It was a landslide. Bernie Sanders had been expected to win the Nevada caucuses, but not like this. With just 4% of the vote in, news organizations called the race for Sanders, since his margin of victory was so large. Sanders has now won the popular vote in all of the first three states, and is currently leading in the polls almost everywhere else in the country. He was already the favorite to take the nomination before the Nevada contest, with Democratic party insiders worrying he was “unstoppable.” His campaign will only grow more powerful now.
Importantly, Sanders’ Nevada victory definitively disproved one of the most enduring myths about his campaign: that it could attract left-leaning young white people, but was incapable of drawing in a diverse coalition. In fact, voters of color were a primary source of Sanders’ strength in Nevada; he received the majority of Latino votes. Entrance polls showed Sanders winning “men and women, whites and Latinos, voters 17-29, 30-44 and 45-65, those with college degrees and those without, liberal Democrats (by a lot) and moderate/conservatives (narrowly), union and non-union households.” The poisonous concept of the white “Bernie Bro” as the “typical” Sanders supporter should be dead.
Some members of the media establishment had no idea what to make of Sanders’ Nevada victory. On MSNBC, James Carville said that “Putin” had won Nevada, and Chris Matthews declared the primary “over” (ill-advisedly comparing Sanders’ victory to the Nazi invasion of France). Jennifer Rubin of the Washington Post admitted that Sanders had been stronger with nonwhite voters than she expected, and it might now be “too late” to do anything about him.
The other candidates and their supporters did their best to spin a humiliating defeat.
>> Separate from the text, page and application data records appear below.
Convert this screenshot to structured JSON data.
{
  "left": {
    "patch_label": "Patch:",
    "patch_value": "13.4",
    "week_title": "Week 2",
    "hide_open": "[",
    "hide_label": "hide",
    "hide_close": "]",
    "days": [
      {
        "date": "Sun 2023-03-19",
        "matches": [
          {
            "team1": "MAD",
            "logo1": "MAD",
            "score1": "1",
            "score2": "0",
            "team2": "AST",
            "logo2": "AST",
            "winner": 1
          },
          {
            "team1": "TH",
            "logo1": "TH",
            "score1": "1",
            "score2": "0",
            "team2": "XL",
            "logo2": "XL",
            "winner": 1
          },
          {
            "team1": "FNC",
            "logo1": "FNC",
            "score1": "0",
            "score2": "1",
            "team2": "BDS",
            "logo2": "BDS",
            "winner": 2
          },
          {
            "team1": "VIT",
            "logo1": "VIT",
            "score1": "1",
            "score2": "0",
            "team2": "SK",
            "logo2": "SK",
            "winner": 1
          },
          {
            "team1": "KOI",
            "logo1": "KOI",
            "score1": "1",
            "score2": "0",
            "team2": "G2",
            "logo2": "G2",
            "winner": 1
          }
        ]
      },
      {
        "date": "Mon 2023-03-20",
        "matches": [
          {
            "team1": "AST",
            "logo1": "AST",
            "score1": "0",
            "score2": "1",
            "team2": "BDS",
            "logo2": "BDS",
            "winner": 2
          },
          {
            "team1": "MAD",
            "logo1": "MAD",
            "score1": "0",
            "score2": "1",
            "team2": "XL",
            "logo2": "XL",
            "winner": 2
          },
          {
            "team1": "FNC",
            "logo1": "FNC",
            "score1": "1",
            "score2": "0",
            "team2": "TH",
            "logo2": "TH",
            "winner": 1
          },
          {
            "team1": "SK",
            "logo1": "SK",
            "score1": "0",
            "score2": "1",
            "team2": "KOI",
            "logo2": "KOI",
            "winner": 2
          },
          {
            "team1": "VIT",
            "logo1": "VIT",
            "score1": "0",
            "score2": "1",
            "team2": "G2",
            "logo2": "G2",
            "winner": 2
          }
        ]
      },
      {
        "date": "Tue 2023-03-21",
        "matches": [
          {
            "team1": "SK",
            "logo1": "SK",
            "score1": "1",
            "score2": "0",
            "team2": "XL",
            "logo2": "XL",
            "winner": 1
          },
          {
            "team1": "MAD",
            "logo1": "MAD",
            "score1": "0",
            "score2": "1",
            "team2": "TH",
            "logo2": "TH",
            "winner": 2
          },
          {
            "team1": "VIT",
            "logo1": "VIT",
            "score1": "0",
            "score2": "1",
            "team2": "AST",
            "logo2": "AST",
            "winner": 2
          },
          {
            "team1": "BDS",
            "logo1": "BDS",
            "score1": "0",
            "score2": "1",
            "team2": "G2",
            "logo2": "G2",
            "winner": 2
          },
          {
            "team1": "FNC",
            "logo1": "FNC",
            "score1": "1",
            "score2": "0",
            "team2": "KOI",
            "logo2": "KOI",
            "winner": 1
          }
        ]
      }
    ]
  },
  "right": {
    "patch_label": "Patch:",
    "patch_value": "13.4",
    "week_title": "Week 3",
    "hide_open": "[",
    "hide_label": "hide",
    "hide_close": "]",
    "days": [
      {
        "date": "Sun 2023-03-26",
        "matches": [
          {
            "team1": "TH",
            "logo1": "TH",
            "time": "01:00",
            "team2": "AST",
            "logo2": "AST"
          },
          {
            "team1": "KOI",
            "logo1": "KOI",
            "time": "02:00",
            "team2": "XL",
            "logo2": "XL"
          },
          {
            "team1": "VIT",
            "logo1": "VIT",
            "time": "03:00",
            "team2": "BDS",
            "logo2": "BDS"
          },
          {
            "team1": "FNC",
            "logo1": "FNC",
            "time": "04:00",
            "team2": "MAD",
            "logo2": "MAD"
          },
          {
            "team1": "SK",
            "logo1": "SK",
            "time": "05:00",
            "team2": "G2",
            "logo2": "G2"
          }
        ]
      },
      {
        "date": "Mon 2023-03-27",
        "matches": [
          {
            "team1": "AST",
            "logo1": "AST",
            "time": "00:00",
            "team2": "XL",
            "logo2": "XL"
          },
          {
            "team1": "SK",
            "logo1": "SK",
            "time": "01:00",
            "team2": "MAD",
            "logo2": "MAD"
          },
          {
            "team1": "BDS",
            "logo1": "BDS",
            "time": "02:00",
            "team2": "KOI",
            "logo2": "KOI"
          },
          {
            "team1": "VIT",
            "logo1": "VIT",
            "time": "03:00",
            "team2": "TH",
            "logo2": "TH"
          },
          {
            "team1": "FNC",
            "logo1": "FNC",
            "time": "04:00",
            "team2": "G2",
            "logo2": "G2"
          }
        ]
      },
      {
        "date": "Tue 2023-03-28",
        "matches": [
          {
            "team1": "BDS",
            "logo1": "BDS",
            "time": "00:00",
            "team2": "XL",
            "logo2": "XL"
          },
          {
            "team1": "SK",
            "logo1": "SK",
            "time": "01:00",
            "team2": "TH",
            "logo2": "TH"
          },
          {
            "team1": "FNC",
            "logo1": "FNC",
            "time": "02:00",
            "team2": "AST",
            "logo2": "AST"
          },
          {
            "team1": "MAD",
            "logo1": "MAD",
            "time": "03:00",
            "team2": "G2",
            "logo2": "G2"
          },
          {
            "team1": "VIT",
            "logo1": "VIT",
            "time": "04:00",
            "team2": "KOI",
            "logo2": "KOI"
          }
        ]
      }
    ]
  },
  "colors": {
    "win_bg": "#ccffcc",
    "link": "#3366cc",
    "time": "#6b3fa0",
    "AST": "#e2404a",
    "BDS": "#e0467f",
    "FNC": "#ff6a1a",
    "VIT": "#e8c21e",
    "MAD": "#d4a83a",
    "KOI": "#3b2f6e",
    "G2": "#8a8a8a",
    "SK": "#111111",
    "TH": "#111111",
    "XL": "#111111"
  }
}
Amy Klobuchar said her sixth-place finish “exceeded expectations”—if sixth place is better than you expected, you’re probably not a viable candidate. Biden vowed, implausibly (and for the third time) that he would bounce back. Pete Buttigieg took to the stage to denounce Sanders, who he said “believes in an inflexible, ideological revolution that leaves out most Democrats, not to mention most Americans.” A Warren supporter rather charmingly said that while Sanders had won, Warren had the “momentum,” and the Warren campaign itself said the Nevada “debate” mattered more than the Nevada “result.”
Mrs. Clinton also dodged a question about whether she’d endorse and campaign for Mr. Sanders if he were to win the Democratic nomination.
BERNIE AND AOC IN LA: We’re not just trying to win an election. We’re building a multiracial, intergenerational, working class movement that’s will transform the country. Join me, Rep. Alexandria Ocasio-Cortez, Young the Giant, Local Natives, Jesse & Joy and more live in L.A.!
Candidates will have until November 13 at 11:59 pm to meet both polling and donor requirements. But according to an analysis by CBS News, only the eight following candidates have met both thresholds to participate in the November debate so far:
- Joe Biden
- Cory Booker
- Pete Buttigieg
- Kamala Harris
- Bernie Sanders
- Tom Steyer
- Elizabeth Warren
- Andrew Yang
The venue, format and moderators for the November debate will be announced at a future date. It will be hosted by MSNBC and The Washington Post.